» TASK TO COMPLETE
The answer is the number of lines in the data that contain the word "Community"; give it alone.
GIVEN ENTRIES Block Start
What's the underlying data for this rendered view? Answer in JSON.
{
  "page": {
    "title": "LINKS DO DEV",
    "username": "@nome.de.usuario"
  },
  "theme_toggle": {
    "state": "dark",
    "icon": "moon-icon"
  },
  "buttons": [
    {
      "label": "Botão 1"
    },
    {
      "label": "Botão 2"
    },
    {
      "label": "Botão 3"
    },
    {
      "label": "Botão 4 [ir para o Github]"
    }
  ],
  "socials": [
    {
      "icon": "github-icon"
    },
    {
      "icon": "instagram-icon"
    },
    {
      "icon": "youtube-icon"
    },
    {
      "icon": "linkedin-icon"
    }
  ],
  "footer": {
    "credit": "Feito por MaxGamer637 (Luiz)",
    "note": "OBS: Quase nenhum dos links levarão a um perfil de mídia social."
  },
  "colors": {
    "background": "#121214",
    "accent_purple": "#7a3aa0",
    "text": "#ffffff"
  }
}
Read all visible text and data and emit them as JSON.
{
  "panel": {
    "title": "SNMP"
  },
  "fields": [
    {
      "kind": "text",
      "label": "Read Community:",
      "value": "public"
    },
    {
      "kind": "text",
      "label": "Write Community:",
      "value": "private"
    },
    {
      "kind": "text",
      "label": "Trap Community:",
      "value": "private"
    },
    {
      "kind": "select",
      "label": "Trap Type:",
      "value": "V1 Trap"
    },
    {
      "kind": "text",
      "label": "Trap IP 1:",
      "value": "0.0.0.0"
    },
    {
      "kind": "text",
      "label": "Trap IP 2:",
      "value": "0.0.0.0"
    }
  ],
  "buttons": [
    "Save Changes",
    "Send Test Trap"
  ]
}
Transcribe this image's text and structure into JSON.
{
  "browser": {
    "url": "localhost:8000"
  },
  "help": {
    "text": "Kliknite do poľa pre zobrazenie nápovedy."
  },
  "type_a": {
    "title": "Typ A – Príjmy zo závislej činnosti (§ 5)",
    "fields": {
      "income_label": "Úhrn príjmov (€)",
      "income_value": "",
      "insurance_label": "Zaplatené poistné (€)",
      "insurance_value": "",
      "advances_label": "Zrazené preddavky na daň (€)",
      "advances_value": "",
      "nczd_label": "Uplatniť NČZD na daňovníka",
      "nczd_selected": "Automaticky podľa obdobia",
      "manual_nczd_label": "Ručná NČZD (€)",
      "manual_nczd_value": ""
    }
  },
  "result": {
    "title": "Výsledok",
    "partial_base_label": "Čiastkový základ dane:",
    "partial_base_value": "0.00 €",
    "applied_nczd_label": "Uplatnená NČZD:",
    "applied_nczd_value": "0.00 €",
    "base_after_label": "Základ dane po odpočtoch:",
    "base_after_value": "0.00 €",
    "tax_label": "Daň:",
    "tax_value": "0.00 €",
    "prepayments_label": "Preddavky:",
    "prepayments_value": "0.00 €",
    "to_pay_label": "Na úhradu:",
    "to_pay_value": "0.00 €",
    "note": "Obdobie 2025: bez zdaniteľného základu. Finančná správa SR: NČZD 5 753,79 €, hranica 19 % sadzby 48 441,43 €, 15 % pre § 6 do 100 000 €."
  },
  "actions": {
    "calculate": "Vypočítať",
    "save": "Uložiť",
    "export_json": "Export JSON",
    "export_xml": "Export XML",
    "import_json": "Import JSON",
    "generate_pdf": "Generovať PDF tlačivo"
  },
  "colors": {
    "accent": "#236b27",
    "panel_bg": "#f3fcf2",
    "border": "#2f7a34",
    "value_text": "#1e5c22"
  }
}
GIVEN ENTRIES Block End
» REPLY
3